• TASK TO COMPLETE: Omitting every picture, output the records below exactly, please.

Website and app data records:
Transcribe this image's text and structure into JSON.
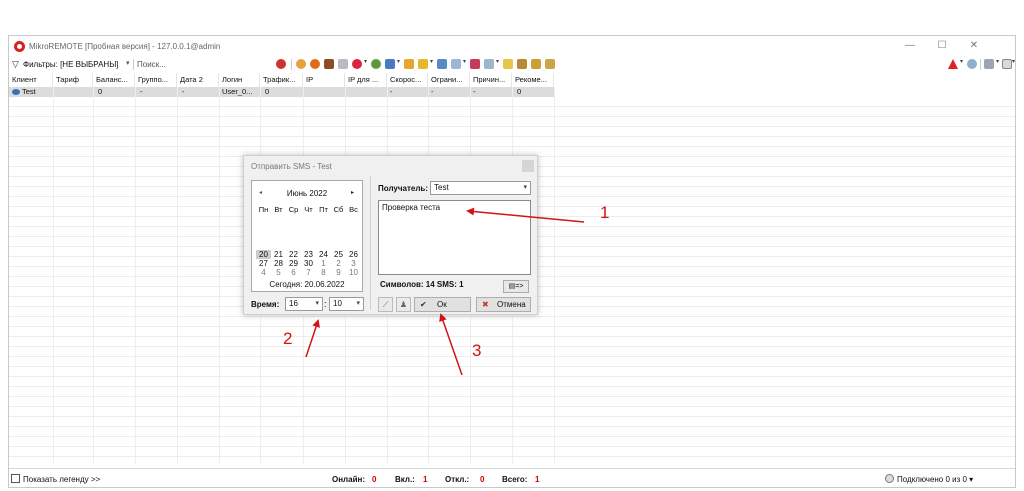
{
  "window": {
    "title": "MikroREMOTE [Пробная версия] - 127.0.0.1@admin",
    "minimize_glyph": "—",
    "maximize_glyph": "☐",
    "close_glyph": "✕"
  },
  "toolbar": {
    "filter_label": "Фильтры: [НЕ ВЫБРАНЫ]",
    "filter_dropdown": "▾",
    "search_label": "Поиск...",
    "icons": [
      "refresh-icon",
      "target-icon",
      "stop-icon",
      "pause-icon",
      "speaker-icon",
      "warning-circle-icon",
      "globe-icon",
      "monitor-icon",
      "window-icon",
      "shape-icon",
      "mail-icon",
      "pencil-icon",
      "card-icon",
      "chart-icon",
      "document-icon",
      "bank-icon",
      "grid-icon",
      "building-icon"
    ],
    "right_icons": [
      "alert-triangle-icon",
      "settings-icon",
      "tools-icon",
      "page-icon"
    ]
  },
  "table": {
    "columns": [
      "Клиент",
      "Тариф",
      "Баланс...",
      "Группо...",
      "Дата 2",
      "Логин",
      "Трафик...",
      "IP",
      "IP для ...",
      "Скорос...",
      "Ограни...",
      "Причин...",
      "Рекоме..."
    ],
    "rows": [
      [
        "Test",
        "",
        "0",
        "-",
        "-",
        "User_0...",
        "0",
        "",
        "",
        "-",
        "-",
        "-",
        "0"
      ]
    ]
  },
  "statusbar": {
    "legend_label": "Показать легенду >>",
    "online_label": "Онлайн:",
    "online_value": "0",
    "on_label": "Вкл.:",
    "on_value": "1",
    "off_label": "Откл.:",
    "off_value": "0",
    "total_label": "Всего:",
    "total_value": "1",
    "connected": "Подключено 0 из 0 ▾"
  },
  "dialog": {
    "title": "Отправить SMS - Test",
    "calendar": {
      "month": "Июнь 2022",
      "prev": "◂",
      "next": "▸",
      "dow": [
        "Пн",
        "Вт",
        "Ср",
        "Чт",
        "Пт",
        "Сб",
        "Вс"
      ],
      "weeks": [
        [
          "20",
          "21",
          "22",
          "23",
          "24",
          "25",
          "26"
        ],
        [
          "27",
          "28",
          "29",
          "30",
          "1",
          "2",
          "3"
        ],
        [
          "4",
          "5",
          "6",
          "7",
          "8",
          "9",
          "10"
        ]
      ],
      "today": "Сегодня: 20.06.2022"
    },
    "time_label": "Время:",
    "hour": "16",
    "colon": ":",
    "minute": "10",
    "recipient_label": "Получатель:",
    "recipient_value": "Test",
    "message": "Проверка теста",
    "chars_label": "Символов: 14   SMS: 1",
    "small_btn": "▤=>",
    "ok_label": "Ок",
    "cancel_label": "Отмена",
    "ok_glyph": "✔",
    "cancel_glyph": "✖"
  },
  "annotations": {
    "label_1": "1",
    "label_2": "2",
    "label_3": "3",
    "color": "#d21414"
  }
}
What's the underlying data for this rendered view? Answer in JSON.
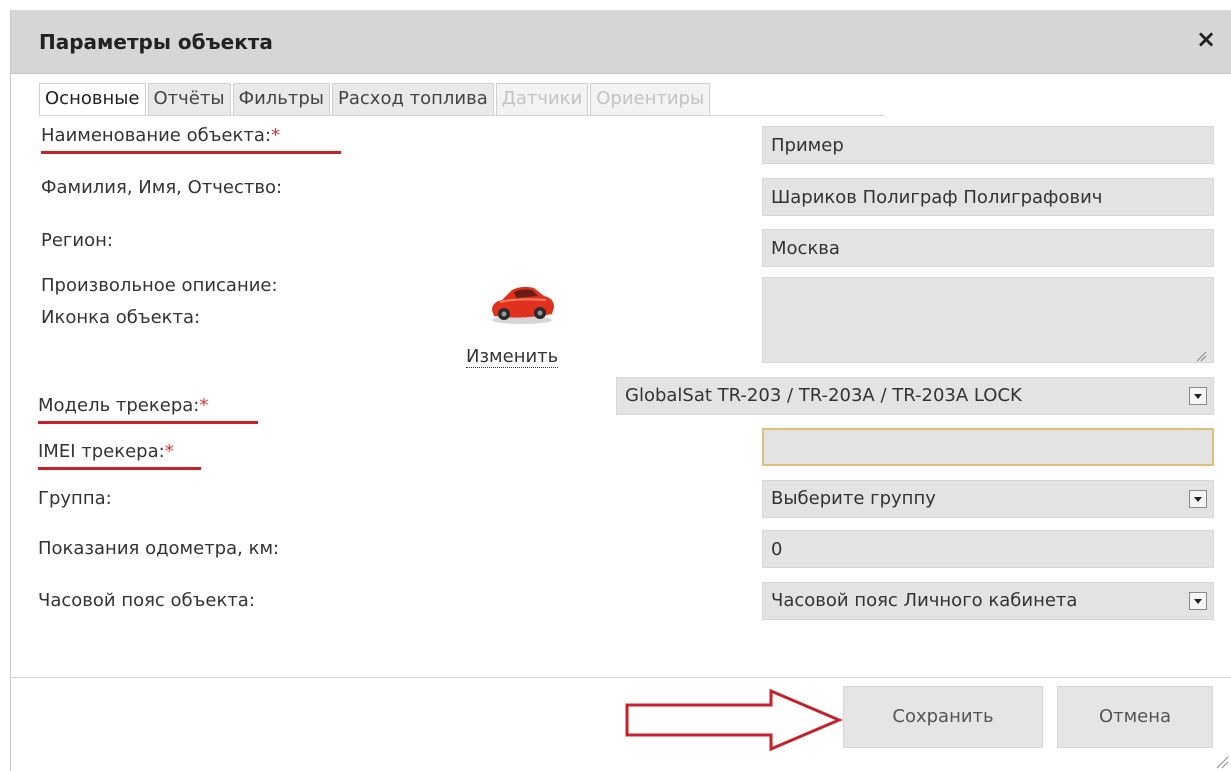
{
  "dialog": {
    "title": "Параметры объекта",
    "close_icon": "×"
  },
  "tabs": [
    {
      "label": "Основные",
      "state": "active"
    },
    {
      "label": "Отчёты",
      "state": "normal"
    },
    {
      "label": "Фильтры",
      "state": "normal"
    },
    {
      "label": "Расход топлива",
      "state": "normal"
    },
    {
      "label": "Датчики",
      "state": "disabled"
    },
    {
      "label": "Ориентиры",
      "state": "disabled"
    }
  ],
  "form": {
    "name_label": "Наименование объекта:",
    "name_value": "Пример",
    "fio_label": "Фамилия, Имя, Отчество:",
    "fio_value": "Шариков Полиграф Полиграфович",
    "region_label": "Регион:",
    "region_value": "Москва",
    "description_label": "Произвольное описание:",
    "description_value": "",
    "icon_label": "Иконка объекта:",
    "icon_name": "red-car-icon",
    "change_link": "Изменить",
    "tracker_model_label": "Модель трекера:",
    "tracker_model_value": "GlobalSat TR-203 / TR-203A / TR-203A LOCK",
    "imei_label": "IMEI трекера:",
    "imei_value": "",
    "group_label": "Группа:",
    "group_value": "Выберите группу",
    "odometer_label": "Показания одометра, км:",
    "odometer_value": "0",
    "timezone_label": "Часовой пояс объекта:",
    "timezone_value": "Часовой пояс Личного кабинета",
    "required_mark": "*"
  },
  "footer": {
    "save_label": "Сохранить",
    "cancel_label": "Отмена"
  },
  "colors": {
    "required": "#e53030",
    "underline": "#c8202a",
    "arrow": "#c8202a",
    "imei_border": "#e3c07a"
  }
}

• TASK ANSWER:
Transcribe this image's text and structure into JSON.
{
  "window": {
    "title": "MikroREMOTE [Пробная версия] - 127.0.0.1@admin",
    "minimize_glyph": "—",
    "maximize_glyph": "☐",
    "close_glyph": "✕"
  },
  "toolbar": {
    "filter_label": "Фильтры: [НЕ ВЫБРАНЫ]",
    "filter_dropdown": "▾",
    "search_label": "Поиск...",
    "icons": [
      "refresh-icon",
      "target-icon",
      "stop-icon",
      "pause-icon",
      "speaker-icon",
      "warning-circle-icon",
      "globe-icon",
      "monitor-icon",
      "window-icon",
      "shape-icon",
      "mail-icon",
      "pencil-icon",
      "card-icon",
      "chart-icon",
      "document-icon",
      "bank-icon",
      "grid-icon",
      "building-icon"
    ],
    "right_icons": [
      "alert-triangle-icon",
      "settings-icon",
      "tools-icon",
      "page-icon"
    ]
  },
  "table": {
    "columns": [
      "Клиент",
      "Тариф",
      "Баланс...",
      "Группо...",
      "Дата 2",
      "Логин",
      "Трафик...",
      "IP",
      "IP для ...",
      "Скорос...",
      "Ограни...",
      "Причин...",
      "Рекоме..."
    ],
    "rows": [
      [
        "Test",
        "",
        "0",
        "-",
        "-",
        "User_0...",
        "0",
        "",
        "",
        "-",
        "-",
        "-",
        "0"
      ]
    ]
  },
  "statusbar": {
    "legend_label": "Показать легенду >>",
    "online_label": "Онлайн:",
    "online_value": "0",
    "on_label": "Вкл.:",
    "on_value": "1",
    "off_label": "Откл.:",
    "off_value": "0",
    "total_label": "Всего:",
    "total_value": "1",
    "connected": "Подключено 0 из 0 ▾"
  },
  "dialog": {
    "title": "Отправить SMS - Test",
    "calendar": {
      "month": "Июнь 2022",
      "prev": "◂",
      "next": "▸",
      "dow": [
        "Пн",
        "Вт",
        "Ср",
        "Чт",
        "Пт",
        "Сб",
        "Вс"
      ],
      "weeks": [
        [
          "20",
          "21",
          "22",
          "23",
          "24",
          "25",
          "26"
        ],
        [
          "27",
          "28",
          "29",
          "30",
          "1",
          "2",
          "3"
        ],
        [
          "4",
          "5",
          "6",
          "7",
          "8",
          "9",
          "10"
        ]
      ],
      "today": "Сегодня: 20.06.2022"
    },
    "time_label": "Время:",
    "hour": "16",
    "colon": ":",
    "minute": "10",
    "recipient_label": "Получатель:",
    "recipient_value": "Test",
    "message": "Проверка теста",
    "chars_label": "Символов: 14   SMS: 1",
    "small_btn": "▤=>",
    "ok_label": "Ок",
    "cancel_label": "Отмена",
    "ok_glyph": "✔",
    "cancel_glyph": "✖"
  },
  "annotations": {
    "label_1": "1",
    "label_2": "2",
    "label_3": "3",
    "color": "#d21414"
  }
}
What's the underlying data for this rendered view? Answer in JSON.
{
  "dialog": {
    "title": "Параметры объекта",
    "close_icon": "×"
  },
  "tabs": [
    {
      "label": "Основные",
      "state": "active"
    },
    {
      "label": "Отчёты",
      "state": "normal"
    },
    {
      "label": "Фильтры",
      "state": "normal"
    },
    {
      "label": "Расход топлива",
      "state": "normal"
    },
    {
      "label": "Датчики",
      "state": "disabled"
    },
    {
      "label": "Ориентиры",
      "state": "disabled"
    }
  ],
  "form": {
    "name_label": "Наименование объекта:",
    "name_value": "Пример",
    "fio_label": "Фамилия, Имя, Отчество:",
    "fio_value": "Шариков Полиграф Полиграфович",
    "region_label": "Регион:",
    "region_value": "Москва",
    "description_label": "Произвольное описание:",
    "description_value": "",
    "icon_label": "Иконка объекта:",
    "icon_name": "red-car-icon",
    "change_link": "Изменить",
    "tracker_model_label": "Модель трекера:",
    "tracker_model_value": "GlobalSat TR-203 / TR-203A / TR-203A LOCK",
    "imei_label": "IMEI трекера:",
    "imei_value": "",
    "group_label": "Группа:",
    "group_value": "Выберите группу",
    "odometer_label": "Показания одометра, км:",
    "odometer_value": "0",
    "timezone_label": "Часовой пояс объекта:",
    "timezone_value": "Часовой пояс Личного кабинета",
    "required_mark": "*"
  },
  "footer": {
    "save_label": "Сохранить",
    "cancel_label": "Отмена"
  },
  "colors": {
    "required": "#e53030",
    "underline": "#c8202a",
    "arrow": "#c8202a",
    "imei_border": "#e3c07a"
  }
}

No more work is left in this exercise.